Significant strides have been achieved in the use of SCR technology to reduce total NOx levels in a post-production process for watertube packaged boilers. This process, applied to the boiler outlet, uses a catalyst along with ammonia or urea injection to significantly lower NOx emissions without the need for ultra-low NOx burners. When used with traditional low NOx burners with or without FGR, NOx reduction with SCR’s using ammonia injection has been reported as high as ~95% with resulting NOx levels sometimes less than 5 ppm NOx. A CO catalyst can also be added with some SCR designs to reduce CO levels.
Bell, R. and Buckingham, F.; “An Overview of Technologies for Reduction of Oxides of Nitrogen from Combustion Furnaces.” Presented at University of Texas at Arlington, College of Engineering, Fall 2012 Commencement, December 2012.
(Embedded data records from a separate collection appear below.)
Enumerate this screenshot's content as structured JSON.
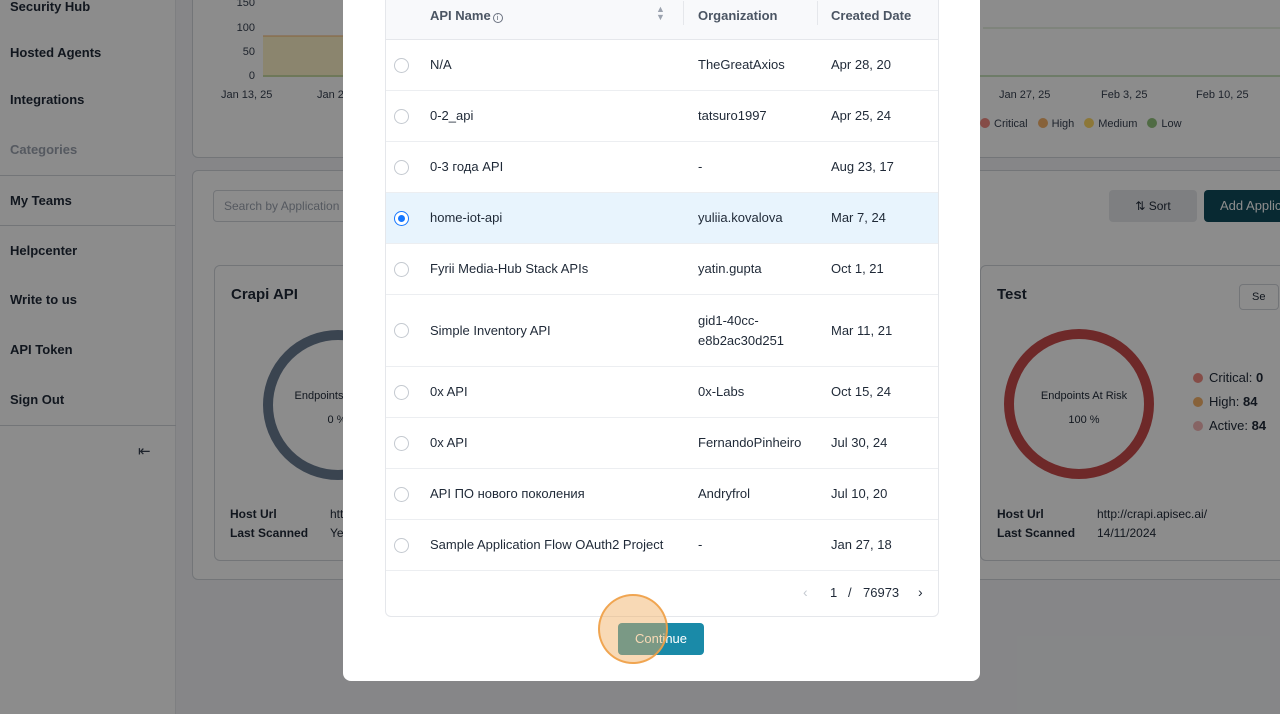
{
  "sidebar": {
    "items": [
      {
        "label": "Security Hub"
      },
      {
        "label": "Hosted Agents"
      },
      {
        "label": "Integrations"
      },
      {
        "label": "Categories"
      },
      {
        "label": "My Teams"
      },
      {
        "label": "Helpcenter"
      },
      {
        "label": "Write to us"
      },
      {
        "label": "API Token"
      },
      {
        "label": "Sign Out"
      }
    ]
  },
  "chart": {
    "y_ticks": [
      "150",
      "100",
      "50",
      "0"
    ],
    "x_ticks": [
      "Jan 13, 25",
      "Jan 2",
      "Jan 27, 25",
      "Feb 3, 25",
      "Feb 10, 25"
    ],
    "legend": [
      {
        "label": "Critical",
        "color": "#f28b82"
      },
      {
        "label": "High",
        "color": "#f6b26b"
      },
      {
        "label": "Medium",
        "color": "#ffd966"
      },
      {
        "label": "Low",
        "color": "#93c47d"
      }
    ]
  },
  "toolbar": {
    "search_placeholder": "Search by Application",
    "sort_label": "Sort",
    "add_label": "Add Applic"
  },
  "cards": {
    "left": {
      "title": "Crapi API",
      "ring_label": "Endpoints",
      "ring_value": "0 %",
      "host_url_label": "Host Url",
      "host_url": "htt",
      "last_scanned_label": "Last Scanned",
      "last_scanned": "Ye"
    },
    "right": {
      "title": "Test",
      "select_label": "Se",
      "ring_label": "Endpoints At Risk",
      "ring_value": "100 %",
      "critical_label": "Critical:",
      "critical_value": "0",
      "high_label": "High:",
      "high_value": "84",
      "active_label": "Active:",
      "active_value": "84",
      "host_url_label": "Host Url",
      "host_url": "http://crapi.apisec.ai/",
      "last_scanned_label": "Last Scanned",
      "last_scanned": "14/11/2024"
    }
  },
  "modal": {
    "columns": {
      "api_name": "API Name",
      "organization": "Organization",
      "created_date": "Created Date"
    },
    "rows": [
      {
        "name": "N/A",
        "org": "TheGreatAxios",
        "date": "Apr 28, 20",
        "selected": false
      },
      {
        "name": "0-2_api",
        "org": "tatsuro1997",
        "date": "Apr 25, 24",
        "selected": false
      },
      {
        "name": "0-3 года API",
        "org": "-",
        "date": "Aug 23, 17",
        "selected": false
      },
      {
        "name": "home-iot-api",
        "org": "yuliia.kovalova",
        "date": "Mar 7, 24",
        "selected": true
      },
      {
        "name": "Fyrii Media-Hub Stack APIs",
        "org": "yatin.gupta",
        "date": "Oct 1, 21",
        "selected": false
      },
      {
        "name": "Simple Inventory API",
        "org": "gid1-40cc-",
        "org2": "e8b2ac30d251",
        "date": "Mar 11, 21",
        "selected": false
      },
      {
        "name": "0x API",
        "org": "0x-Labs",
        "date": "Oct 15, 24",
        "selected": false
      },
      {
        "name": "0x API",
        "org": "FernandoPinheiro",
        "date": "Jul 30, 24",
        "selected": false
      },
      {
        "name": "API ПО нового поколения",
        "org": "Andryfrol",
        "date": "Jul 10, 20",
        "selected": false
      },
      {
        "name": "Sample Application Flow OAuth2 Project",
        "org": "-",
        "date": "Jan 27, 18",
        "selected": false
      }
    ],
    "pagination": {
      "current": "1",
      "separator": "/",
      "total": "76973"
    },
    "continue_label": "Continue"
  }
}
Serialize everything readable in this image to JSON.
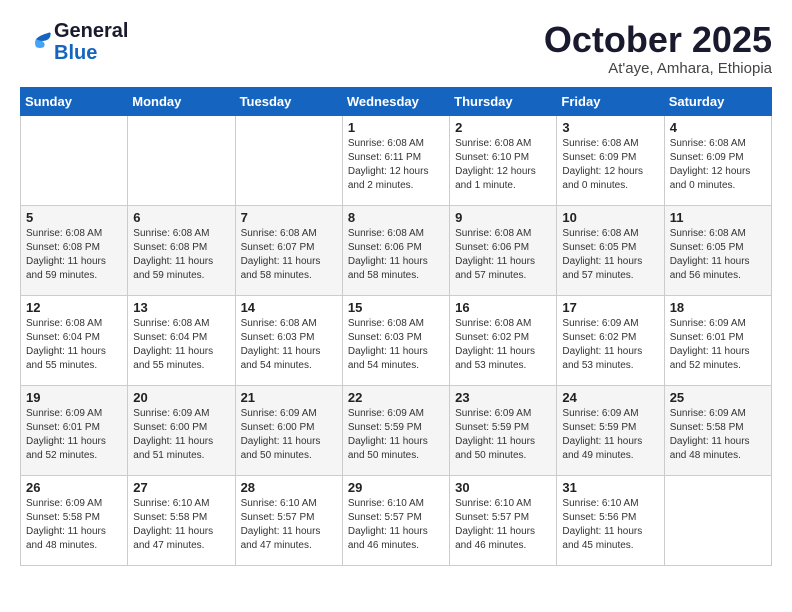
{
  "header": {
    "logo_general": "General",
    "logo_blue": "Blue",
    "month": "October 2025",
    "location": "At'aye, Amhara, Ethiopia"
  },
  "weekdays": [
    "Sunday",
    "Monday",
    "Tuesday",
    "Wednesday",
    "Thursday",
    "Friday",
    "Saturday"
  ],
  "weeks": [
    [
      {
        "day": "",
        "info": ""
      },
      {
        "day": "",
        "info": ""
      },
      {
        "day": "",
        "info": ""
      },
      {
        "day": "1",
        "info": "Sunrise: 6:08 AM\nSunset: 6:11 PM\nDaylight: 12 hours\nand 2 minutes."
      },
      {
        "day": "2",
        "info": "Sunrise: 6:08 AM\nSunset: 6:10 PM\nDaylight: 12 hours\nand 1 minute."
      },
      {
        "day": "3",
        "info": "Sunrise: 6:08 AM\nSunset: 6:09 PM\nDaylight: 12 hours\nand 0 minutes."
      },
      {
        "day": "4",
        "info": "Sunrise: 6:08 AM\nSunset: 6:09 PM\nDaylight: 12 hours\nand 0 minutes."
      }
    ],
    [
      {
        "day": "5",
        "info": "Sunrise: 6:08 AM\nSunset: 6:08 PM\nDaylight: 11 hours\nand 59 minutes."
      },
      {
        "day": "6",
        "info": "Sunrise: 6:08 AM\nSunset: 6:08 PM\nDaylight: 11 hours\nand 59 minutes."
      },
      {
        "day": "7",
        "info": "Sunrise: 6:08 AM\nSunset: 6:07 PM\nDaylight: 11 hours\nand 58 minutes."
      },
      {
        "day": "8",
        "info": "Sunrise: 6:08 AM\nSunset: 6:06 PM\nDaylight: 11 hours\nand 58 minutes."
      },
      {
        "day": "9",
        "info": "Sunrise: 6:08 AM\nSunset: 6:06 PM\nDaylight: 11 hours\nand 57 minutes."
      },
      {
        "day": "10",
        "info": "Sunrise: 6:08 AM\nSunset: 6:05 PM\nDaylight: 11 hours\nand 57 minutes."
      },
      {
        "day": "11",
        "info": "Sunrise: 6:08 AM\nSunset: 6:05 PM\nDaylight: 11 hours\nand 56 minutes."
      }
    ],
    [
      {
        "day": "12",
        "info": "Sunrise: 6:08 AM\nSunset: 6:04 PM\nDaylight: 11 hours\nand 55 minutes."
      },
      {
        "day": "13",
        "info": "Sunrise: 6:08 AM\nSunset: 6:04 PM\nDaylight: 11 hours\nand 55 minutes."
      },
      {
        "day": "14",
        "info": "Sunrise: 6:08 AM\nSunset: 6:03 PM\nDaylight: 11 hours\nand 54 minutes."
      },
      {
        "day": "15",
        "info": "Sunrise: 6:08 AM\nSunset: 6:03 PM\nDaylight: 11 hours\nand 54 minutes."
      },
      {
        "day": "16",
        "info": "Sunrise: 6:08 AM\nSunset: 6:02 PM\nDaylight: 11 hours\nand 53 minutes."
      },
      {
        "day": "17",
        "info": "Sunrise: 6:09 AM\nSunset: 6:02 PM\nDaylight: 11 hours\nand 53 minutes."
      },
      {
        "day": "18",
        "info": "Sunrise: 6:09 AM\nSunset: 6:01 PM\nDaylight: 11 hours\nand 52 minutes."
      }
    ],
    [
      {
        "day": "19",
        "info": "Sunrise: 6:09 AM\nSunset: 6:01 PM\nDaylight: 11 hours\nand 52 minutes."
      },
      {
        "day": "20",
        "info": "Sunrise: 6:09 AM\nSunset: 6:00 PM\nDaylight: 11 hours\nand 51 minutes."
      },
      {
        "day": "21",
        "info": "Sunrise: 6:09 AM\nSunset: 6:00 PM\nDaylight: 11 hours\nand 50 minutes."
      },
      {
        "day": "22",
        "info": "Sunrise: 6:09 AM\nSunset: 5:59 PM\nDaylight: 11 hours\nand 50 minutes."
      },
      {
        "day": "23",
        "info": "Sunrise: 6:09 AM\nSunset: 5:59 PM\nDaylight: 11 hours\nand 50 minutes."
      },
      {
        "day": "24",
        "info": "Sunrise: 6:09 AM\nSunset: 5:59 PM\nDaylight: 11 hours\nand 49 minutes."
      },
      {
        "day": "25",
        "info": "Sunrise: 6:09 AM\nSunset: 5:58 PM\nDaylight: 11 hours\nand 48 minutes."
      }
    ],
    [
      {
        "day": "26",
        "info": "Sunrise: 6:09 AM\nSunset: 5:58 PM\nDaylight: 11 hours\nand 48 minutes."
      },
      {
        "day": "27",
        "info": "Sunrise: 6:10 AM\nSunset: 5:58 PM\nDaylight: 11 hours\nand 47 minutes."
      },
      {
        "day": "28",
        "info": "Sunrise: 6:10 AM\nSunset: 5:57 PM\nDaylight: 11 hours\nand 47 minutes."
      },
      {
        "day": "29",
        "info": "Sunrise: 6:10 AM\nSunset: 5:57 PM\nDaylight: 11 hours\nand 46 minutes."
      },
      {
        "day": "30",
        "info": "Sunrise: 6:10 AM\nSunset: 5:57 PM\nDaylight: 11 hours\nand 46 minutes."
      },
      {
        "day": "31",
        "info": "Sunrise: 6:10 AM\nSunset: 5:56 PM\nDaylight: 11 hours\nand 45 minutes."
      },
      {
        "day": "",
        "info": ""
      }
    ]
  ]
}
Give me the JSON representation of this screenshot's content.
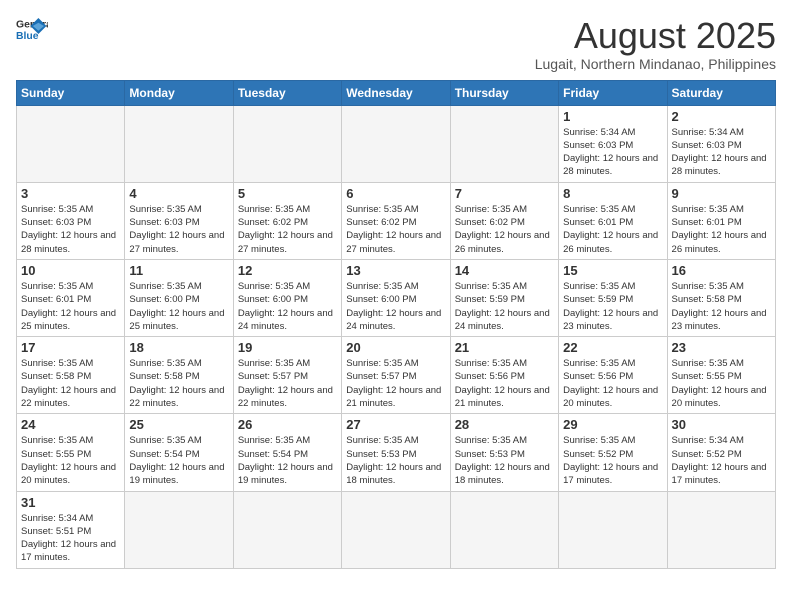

Facchiano, A.; “Design and Operating Objectives of low NOx Burners When Used in Industrial Package Boiler Applications.” Presented at the American Flame Research Committee 1992 Fall International Symposium, Cambridge, Massachusetts.
DeLacy, J.: “Low NOx Burner Technologies for Gas and Oil Firing; Meeting the Clean Air Act Amendments,” Presented to the Texas Natural Resource Conservation Commission, Austin, Texas, October 1993.
DeLacy, J.: “The Evolution of Industrial Gas and Oil Burner Systems for Boilers: The Last 50 Years,” The American Boiler Manufacturers Association’s Fall 2016 Issue of Today’s Boiler.